*YOUR ASSIGNMENT:* Count up the lines below where the word "author" shows up, and respond with the number alone.

*MATERIAL TO PROCESS:*
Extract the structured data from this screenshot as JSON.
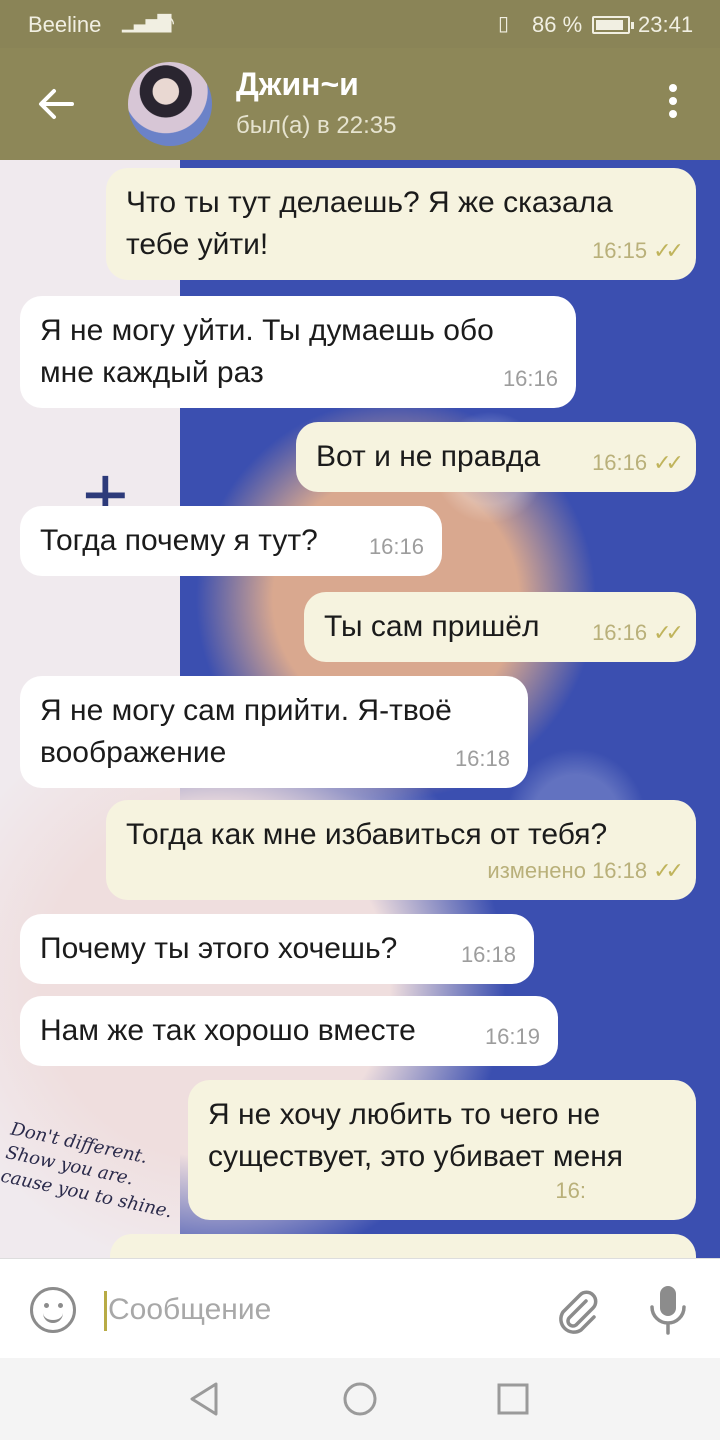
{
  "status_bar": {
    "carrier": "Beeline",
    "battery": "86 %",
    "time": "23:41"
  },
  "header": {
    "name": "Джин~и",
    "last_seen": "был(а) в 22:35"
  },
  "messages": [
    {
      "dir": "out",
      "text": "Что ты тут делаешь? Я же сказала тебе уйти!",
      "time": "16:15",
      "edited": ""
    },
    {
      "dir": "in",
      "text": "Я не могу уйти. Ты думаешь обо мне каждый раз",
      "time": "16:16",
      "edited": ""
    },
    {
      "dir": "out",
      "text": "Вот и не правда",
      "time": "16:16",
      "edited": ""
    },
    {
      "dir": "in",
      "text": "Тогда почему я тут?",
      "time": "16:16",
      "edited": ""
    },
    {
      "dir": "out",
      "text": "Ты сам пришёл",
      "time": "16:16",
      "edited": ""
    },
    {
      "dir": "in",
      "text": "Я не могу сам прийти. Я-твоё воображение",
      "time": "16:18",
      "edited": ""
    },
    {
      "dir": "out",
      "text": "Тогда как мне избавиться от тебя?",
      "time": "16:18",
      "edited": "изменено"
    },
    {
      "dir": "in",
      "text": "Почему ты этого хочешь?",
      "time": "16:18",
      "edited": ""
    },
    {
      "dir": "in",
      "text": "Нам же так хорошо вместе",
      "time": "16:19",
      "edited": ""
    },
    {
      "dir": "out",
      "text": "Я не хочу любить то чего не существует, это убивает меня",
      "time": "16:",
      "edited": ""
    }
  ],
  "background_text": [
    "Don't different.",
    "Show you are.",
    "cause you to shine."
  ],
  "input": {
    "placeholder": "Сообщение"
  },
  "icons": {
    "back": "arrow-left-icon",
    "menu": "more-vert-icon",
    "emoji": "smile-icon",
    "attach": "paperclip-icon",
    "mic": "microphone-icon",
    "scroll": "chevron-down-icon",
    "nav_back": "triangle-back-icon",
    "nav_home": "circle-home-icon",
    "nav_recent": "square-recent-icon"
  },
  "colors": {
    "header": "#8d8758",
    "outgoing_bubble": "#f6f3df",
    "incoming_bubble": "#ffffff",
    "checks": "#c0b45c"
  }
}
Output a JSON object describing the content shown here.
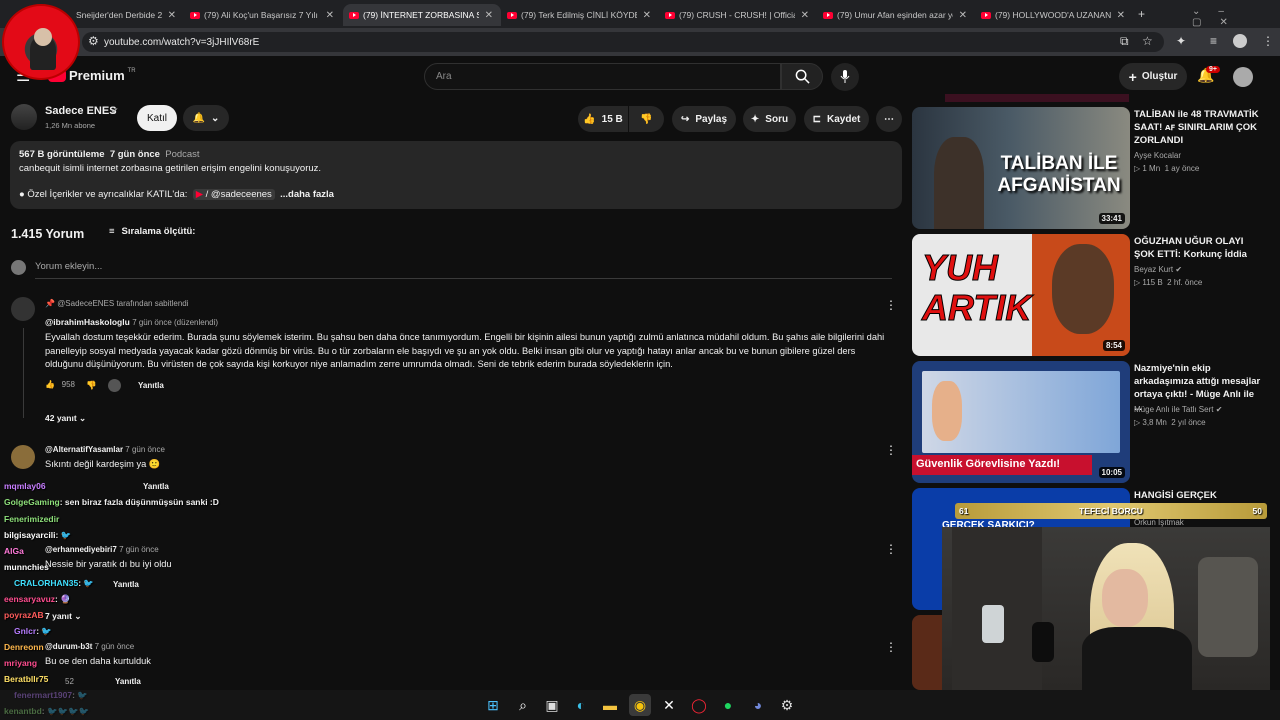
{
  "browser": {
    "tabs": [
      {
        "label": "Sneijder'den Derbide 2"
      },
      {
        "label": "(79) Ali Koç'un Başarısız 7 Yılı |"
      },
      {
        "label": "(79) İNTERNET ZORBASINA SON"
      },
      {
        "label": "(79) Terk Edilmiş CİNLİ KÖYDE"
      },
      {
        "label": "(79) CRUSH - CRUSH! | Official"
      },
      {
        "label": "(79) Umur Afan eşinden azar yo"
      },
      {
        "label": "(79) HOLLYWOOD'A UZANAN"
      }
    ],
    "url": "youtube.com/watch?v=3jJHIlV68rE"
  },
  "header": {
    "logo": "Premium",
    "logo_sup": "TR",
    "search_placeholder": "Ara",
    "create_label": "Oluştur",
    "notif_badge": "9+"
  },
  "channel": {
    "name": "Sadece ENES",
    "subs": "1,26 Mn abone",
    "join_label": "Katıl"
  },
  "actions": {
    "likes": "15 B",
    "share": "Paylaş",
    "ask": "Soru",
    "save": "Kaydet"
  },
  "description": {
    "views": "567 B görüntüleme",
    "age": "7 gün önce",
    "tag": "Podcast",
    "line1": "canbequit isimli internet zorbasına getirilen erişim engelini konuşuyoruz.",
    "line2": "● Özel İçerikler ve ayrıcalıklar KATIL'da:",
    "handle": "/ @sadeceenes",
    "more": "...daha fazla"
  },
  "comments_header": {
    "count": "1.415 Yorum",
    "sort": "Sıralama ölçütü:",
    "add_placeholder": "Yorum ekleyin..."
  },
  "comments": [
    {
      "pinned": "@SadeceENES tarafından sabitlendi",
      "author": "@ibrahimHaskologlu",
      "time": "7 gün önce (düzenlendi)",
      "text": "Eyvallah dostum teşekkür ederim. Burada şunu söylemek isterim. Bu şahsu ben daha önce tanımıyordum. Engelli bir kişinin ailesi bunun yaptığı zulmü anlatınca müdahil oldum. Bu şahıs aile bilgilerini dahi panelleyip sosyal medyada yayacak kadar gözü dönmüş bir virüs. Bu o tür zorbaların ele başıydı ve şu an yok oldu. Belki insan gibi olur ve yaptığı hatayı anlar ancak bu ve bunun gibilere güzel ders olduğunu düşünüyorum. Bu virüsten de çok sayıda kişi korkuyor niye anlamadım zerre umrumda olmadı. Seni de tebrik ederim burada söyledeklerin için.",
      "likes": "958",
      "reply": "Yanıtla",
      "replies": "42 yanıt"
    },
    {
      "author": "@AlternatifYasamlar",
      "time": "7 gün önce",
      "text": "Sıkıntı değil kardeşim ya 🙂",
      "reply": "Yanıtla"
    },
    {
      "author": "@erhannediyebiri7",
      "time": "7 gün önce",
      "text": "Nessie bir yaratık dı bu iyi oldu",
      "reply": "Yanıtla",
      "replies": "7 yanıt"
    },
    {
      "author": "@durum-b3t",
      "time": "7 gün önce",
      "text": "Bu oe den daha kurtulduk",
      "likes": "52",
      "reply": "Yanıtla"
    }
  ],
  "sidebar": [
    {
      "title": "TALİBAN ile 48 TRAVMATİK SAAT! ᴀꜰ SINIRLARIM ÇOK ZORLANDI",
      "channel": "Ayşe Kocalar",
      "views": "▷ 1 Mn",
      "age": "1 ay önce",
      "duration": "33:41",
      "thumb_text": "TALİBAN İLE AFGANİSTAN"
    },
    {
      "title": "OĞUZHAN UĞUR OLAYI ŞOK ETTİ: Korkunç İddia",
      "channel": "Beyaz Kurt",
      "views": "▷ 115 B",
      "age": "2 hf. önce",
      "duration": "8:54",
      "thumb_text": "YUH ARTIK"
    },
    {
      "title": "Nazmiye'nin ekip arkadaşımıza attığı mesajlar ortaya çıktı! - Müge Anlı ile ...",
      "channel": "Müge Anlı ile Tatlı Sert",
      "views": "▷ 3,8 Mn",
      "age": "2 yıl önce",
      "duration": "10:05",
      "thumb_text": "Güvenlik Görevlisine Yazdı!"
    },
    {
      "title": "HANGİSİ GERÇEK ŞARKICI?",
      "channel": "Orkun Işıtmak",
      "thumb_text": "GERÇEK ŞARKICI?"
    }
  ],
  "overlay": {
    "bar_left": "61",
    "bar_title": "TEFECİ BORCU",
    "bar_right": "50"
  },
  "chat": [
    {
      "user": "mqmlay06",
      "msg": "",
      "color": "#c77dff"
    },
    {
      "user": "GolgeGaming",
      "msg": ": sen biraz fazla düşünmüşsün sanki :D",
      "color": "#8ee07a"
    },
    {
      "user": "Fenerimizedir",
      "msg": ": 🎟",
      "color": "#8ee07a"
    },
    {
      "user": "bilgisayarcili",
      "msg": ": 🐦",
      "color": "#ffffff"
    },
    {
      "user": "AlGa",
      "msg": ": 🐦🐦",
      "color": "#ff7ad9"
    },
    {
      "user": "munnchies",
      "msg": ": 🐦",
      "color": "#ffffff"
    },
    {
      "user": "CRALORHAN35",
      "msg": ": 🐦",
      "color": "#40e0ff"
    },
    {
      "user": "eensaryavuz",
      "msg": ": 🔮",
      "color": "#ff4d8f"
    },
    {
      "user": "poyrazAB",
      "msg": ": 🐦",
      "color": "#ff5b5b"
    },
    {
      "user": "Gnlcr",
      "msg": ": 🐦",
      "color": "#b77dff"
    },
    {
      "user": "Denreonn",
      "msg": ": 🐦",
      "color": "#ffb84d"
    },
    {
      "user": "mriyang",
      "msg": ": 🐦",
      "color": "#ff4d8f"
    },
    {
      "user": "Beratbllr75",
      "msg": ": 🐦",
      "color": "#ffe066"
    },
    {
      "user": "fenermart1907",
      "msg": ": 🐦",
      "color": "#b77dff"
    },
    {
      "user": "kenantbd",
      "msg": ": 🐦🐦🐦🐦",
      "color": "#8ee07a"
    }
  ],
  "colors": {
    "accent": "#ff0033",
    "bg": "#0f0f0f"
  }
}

*OUTPUT FOR THIS TASK:* 4